__Exercise inputs__
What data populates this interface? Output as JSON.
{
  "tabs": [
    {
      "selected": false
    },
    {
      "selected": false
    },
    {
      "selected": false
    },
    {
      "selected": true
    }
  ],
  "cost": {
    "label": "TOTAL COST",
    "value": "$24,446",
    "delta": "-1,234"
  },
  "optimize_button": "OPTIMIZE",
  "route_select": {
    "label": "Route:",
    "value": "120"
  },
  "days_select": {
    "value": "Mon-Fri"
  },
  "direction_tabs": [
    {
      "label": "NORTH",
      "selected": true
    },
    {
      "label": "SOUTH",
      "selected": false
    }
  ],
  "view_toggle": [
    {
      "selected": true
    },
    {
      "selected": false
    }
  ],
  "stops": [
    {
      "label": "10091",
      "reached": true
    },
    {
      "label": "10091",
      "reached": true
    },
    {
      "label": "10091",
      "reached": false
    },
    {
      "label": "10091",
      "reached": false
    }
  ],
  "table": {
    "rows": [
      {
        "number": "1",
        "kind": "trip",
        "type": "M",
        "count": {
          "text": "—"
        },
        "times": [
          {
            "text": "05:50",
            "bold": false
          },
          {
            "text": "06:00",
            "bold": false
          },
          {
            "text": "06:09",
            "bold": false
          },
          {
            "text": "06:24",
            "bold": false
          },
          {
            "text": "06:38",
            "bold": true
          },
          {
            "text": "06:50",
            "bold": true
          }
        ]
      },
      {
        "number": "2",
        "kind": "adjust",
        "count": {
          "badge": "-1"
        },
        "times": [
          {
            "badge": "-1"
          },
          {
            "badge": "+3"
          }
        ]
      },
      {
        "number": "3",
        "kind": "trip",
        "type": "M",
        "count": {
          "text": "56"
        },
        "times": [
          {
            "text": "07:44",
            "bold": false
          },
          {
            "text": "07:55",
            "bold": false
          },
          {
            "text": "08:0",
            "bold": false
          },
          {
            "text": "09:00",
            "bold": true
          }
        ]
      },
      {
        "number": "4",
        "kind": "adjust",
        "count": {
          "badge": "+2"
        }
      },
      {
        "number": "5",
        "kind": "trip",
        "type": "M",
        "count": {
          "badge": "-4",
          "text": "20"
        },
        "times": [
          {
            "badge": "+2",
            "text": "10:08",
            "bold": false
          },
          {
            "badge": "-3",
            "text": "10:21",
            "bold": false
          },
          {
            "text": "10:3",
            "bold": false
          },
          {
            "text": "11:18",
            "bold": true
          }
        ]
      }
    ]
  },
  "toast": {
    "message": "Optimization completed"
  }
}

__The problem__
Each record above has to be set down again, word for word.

__Reply to the exercise__
What data populates this interface? Output as JSON.
{
  "tabs": [
    {
      "selected": false
    },
    {
      "selected": false
    },
    {
      "selected": false
    },
    {
      "selected": true
    }
  ],
  "cost": {
    "label": "TOTAL COST",
    "value": "$24,446",
    "delta": "-1,234"
  },
  "optimize_button": "OPTIMIZE",
  "route_select": {
    "label": "Route:",
    "value": "120"
  },
  "days_select": {
    "value": "Mon-Fri"
  },
  "direction_tabs": [
    {
      "label": "NORTH",
      "selected": true
    },
    {
      "label": "SOUTH",
      "selected": false
    }
  ],
  "view_toggle": [
    {
      "selected": true
    },
    {
      "selected": false
    }
  ],
  "stops": [
    {
      "label": "10091",
      "reached": true
    },
    {
      "label": "10091",
      "reached": true
    },
    {
      "label": "10091",
      "reached": false
    },
    {
      "label": "10091",
      "reached": false
    }
  ],
  "table": {
    "rows": [
      {
        "number": "1",
        "kind": "trip",
        "type": "M",
        "count": {
          "text": "—"
        },
        "times": [
          {
            "text": "05:50",
            "bold": false
          },
          {
            "text": "06:00",
            "bold": false
          },
          {
            "text": "06:09",
            "bold": false
          },
          {
            "text": "06:24",
            "bold": false
          },
          {
            "text": "06:38",
            "bold": true
          },
          {
            "text": "06:50",
            "bold": true
          }
        ]
      },
      {
        "number": "2",
        "kind": "adjust",
        "count": {
          "badge": "-1"
        },
        "times": [
          {
            "badge": "-1"
          },
          {
            "badge": "+3"
          }
        ]
      },
      {
        "number": "3",
        "kind": "trip",
        "type": "M",
        "count": {
          "text": "56"
        },
        "times": [
          {
            "text": "07:44",
            "bold": false
          },
          {
            "text": "07:55",
            "bold": false
          },
          {
            "text": "08:0",
            "bold": false
          },
          {
            "text": "09:00",
            "bold": true
          }
        ]
      },
      {
        "number": "4",
        "kind": "adjust",
        "count": {
          "badge": "+2"
        }
      },
      {
        "number": "5",
        "kind": "trip",
        "type": "M",
        "count": {
          "badge": "-4",
          "text": "20"
        },
        "times": [
          {
            "badge": "+2",
            "text": "10:08",
            "bold": false
          },
          {
            "badge": "-3",
            "text": "10:21",
            "bold": false
          },
          {
            "text": "10:3",
            "bold": false
          },
          {
            "text": "11:18",
            "bold": true
          }
        ]
      }
    ]
  },
  "toast": {
    "message": "Optimization completed"
  }
}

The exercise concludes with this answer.